● **Problem to solve**
Word for word, restate the records that come next, omitting the images.

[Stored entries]
'''

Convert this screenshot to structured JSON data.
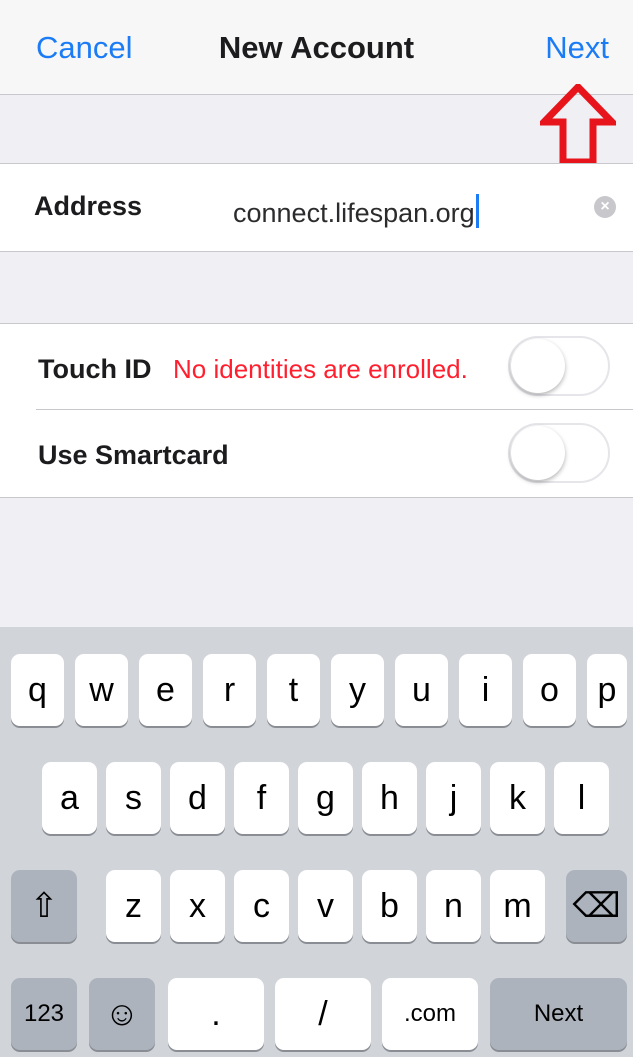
{
  "navbar": {
    "cancel": "Cancel",
    "title": "New Account",
    "next": "Next"
  },
  "address": {
    "label": "Address",
    "value": "connect.lifespan.org"
  },
  "touch_id": {
    "label": "Touch ID",
    "error": "No identities are enrolled.",
    "on": false
  },
  "smartcard": {
    "label": "Use Smartcard",
    "on": false
  },
  "keyboard": {
    "row1": [
      "q",
      "w",
      "e",
      "r",
      "t",
      "y",
      "u",
      "i",
      "o",
      "p"
    ],
    "row2": [
      "a",
      "s",
      "d",
      "f",
      "g",
      "h",
      "j",
      "k",
      "l"
    ],
    "row3": [
      "z",
      "x",
      "c",
      "v",
      "b",
      "n",
      "m"
    ],
    "numbers": "123",
    "emoji": "☺",
    "dot": ".",
    "slash": "/",
    "dotcom": ".com",
    "next": "Next",
    "shift": "⇧",
    "backspace": "⌫"
  },
  "colors": {
    "accent": "#1b7cf6",
    "error": "#ff1f2e",
    "annotation": "#e8141c"
  }
}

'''

● **Answer space**
Convert this screenshot to structured JSON data.
{
  "navbar": {
    "cancel": "Cancel",
    "title": "New Account",
    "next": "Next"
  },
  "address": {
    "label": "Address",
    "value": "connect.lifespan.org"
  },
  "touch_id": {
    "label": "Touch ID",
    "error": "No identities are enrolled.",
    "on": false
  },
  "smartcard": {
    "label": "Use Smartcard",
    "on": false
  },
  "keyboard": {
    "row1": [
      "q",
      "w",
      "e",
      "r",
      "t",
      "y",
      "u",
      "i",
      "o",
      "p"
    ],
    "row2": [
      "a",
      "s",
      "d",
      "f",
      "g",
      "h",
      "j",
      "k",
      "l"
    ],
    "row3": [
      "z",
      "x",
      "c",
      "v",
      "b",
      "n",
      "m"
    ],
    "numbers": "123",
    "emoji": "☺",
    "dot": ".",
    "slash": "/",
    "dotcom": ".com",
    "next": "Next",
    "shift": "⇧",
    "backspace": "⌫"
  },
  "colors": {
    "accent": "#1b7cf6",
    "error": "#ff1f2e",
    "annotation": "#e8141c"
  }
}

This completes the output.